* **Supplied records**:

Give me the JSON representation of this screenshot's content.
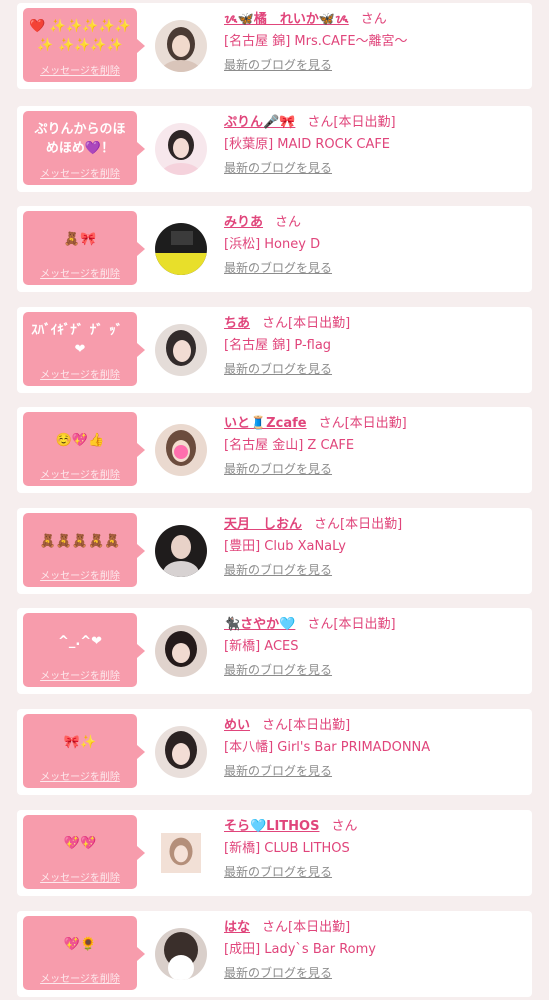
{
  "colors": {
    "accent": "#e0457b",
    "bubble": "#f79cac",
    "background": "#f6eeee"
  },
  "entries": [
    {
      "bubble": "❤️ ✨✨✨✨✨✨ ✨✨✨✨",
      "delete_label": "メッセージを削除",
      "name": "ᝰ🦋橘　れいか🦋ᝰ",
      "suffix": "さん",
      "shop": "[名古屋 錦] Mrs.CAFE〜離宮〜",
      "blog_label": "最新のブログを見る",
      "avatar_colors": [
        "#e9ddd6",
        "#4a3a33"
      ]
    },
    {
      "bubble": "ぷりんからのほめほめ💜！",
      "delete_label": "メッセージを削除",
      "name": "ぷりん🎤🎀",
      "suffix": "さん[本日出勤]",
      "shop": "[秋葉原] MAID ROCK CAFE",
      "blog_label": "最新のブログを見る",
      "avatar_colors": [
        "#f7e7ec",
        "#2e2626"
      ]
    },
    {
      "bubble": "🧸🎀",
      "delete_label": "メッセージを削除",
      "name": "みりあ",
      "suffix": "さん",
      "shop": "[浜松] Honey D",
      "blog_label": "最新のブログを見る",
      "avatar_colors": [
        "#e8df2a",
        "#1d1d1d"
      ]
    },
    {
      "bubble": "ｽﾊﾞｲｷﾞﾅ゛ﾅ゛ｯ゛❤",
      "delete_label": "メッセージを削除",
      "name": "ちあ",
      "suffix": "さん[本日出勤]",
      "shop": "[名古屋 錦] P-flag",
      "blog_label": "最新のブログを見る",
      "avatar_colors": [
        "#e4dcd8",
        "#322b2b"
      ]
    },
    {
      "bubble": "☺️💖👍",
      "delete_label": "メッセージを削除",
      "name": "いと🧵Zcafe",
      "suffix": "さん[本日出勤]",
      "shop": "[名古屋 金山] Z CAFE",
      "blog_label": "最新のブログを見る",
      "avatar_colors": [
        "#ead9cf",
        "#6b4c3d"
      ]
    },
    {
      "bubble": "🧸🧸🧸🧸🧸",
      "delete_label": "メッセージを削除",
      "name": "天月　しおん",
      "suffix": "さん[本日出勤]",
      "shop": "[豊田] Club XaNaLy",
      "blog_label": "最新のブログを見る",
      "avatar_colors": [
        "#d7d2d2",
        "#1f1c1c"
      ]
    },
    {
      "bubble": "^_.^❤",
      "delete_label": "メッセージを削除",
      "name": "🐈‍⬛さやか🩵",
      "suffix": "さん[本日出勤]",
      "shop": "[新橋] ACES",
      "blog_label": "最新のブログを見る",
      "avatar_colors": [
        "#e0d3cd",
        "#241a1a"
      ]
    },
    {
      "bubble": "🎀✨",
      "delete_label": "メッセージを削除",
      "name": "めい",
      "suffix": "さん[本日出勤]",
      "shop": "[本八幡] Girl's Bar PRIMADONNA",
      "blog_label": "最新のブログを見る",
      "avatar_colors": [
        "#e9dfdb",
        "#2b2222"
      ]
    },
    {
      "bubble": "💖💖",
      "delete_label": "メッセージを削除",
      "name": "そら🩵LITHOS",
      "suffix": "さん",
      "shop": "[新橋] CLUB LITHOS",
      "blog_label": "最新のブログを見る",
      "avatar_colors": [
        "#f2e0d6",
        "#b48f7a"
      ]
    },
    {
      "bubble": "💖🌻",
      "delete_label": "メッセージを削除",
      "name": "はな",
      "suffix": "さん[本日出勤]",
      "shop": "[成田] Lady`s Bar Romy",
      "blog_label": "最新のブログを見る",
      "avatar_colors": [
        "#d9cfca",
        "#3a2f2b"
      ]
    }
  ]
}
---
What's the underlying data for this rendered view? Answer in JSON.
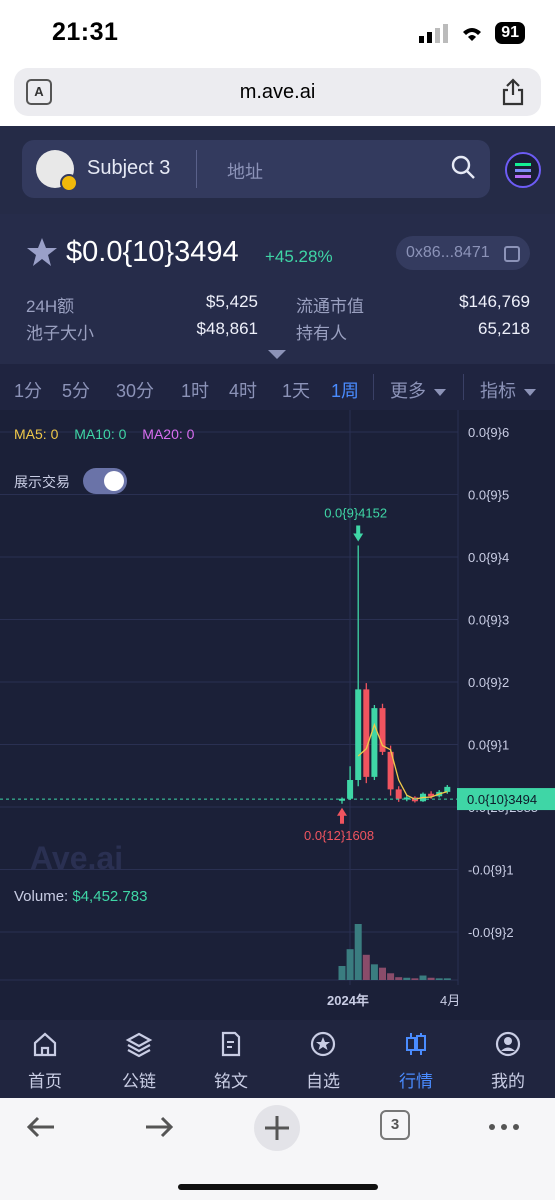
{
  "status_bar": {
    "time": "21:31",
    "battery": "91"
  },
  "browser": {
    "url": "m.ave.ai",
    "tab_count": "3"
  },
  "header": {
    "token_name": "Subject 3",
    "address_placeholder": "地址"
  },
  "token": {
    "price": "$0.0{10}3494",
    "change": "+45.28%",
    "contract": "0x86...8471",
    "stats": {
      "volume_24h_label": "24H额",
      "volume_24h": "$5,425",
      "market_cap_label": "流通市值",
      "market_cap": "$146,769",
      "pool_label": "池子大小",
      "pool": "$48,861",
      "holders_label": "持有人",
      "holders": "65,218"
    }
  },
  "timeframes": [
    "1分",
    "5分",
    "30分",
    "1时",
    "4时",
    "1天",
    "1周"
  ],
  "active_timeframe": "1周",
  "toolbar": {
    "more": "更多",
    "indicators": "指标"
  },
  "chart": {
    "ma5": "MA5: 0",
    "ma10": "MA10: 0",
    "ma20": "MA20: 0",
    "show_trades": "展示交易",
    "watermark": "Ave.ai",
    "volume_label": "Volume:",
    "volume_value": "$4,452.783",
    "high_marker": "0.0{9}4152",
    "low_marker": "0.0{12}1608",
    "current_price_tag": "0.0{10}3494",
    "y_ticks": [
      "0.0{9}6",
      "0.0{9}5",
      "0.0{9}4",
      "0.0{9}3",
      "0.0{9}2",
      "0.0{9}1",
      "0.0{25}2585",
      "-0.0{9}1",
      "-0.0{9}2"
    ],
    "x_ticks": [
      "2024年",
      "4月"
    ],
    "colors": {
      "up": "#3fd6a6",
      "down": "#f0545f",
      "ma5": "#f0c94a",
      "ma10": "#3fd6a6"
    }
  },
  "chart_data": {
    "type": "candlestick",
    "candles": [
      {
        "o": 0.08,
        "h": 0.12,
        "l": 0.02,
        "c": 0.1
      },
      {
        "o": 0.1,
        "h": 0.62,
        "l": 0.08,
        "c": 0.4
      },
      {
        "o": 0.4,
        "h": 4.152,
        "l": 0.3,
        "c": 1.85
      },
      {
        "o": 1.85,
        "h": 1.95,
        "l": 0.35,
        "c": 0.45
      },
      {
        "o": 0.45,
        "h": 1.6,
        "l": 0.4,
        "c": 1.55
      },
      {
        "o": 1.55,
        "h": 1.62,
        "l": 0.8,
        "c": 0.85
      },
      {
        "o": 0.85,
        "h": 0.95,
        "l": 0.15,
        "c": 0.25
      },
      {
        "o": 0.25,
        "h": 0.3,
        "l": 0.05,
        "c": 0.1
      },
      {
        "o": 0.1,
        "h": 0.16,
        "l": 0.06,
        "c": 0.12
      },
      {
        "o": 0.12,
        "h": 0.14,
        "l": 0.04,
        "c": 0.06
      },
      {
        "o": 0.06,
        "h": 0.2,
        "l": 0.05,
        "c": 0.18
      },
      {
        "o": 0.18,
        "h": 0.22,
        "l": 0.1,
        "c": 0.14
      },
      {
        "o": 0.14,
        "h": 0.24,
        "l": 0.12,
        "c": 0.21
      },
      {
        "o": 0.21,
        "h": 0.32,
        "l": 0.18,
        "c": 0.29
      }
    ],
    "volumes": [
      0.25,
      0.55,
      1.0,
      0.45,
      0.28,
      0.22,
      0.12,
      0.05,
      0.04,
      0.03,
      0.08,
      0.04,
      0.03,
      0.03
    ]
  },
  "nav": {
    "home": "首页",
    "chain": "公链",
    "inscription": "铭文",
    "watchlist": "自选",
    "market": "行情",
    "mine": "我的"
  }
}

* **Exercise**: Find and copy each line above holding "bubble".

* **Task solution**:
    "bubble": "#f79cac",
      "bubble": "❤️ ✨✨✨✨✨✨ ✨✨✨✨",
      "bubble": "ぷりんからのほめほめ💜！",
      "bubble": "🧸🎀",
      "bubble": "ｽﾊﾞｲｷﾞﾅ゛ﾅ゛ｯ゛❤",
      "bubble": "☺️💖👍",
      "bubble": "🧸🧸🧸🧸🧸",
      "bubble": "^_.^❤",
      "bubble": "🎀✨",
      "bubble": "💖💖",
      "bubble": "💖🌻",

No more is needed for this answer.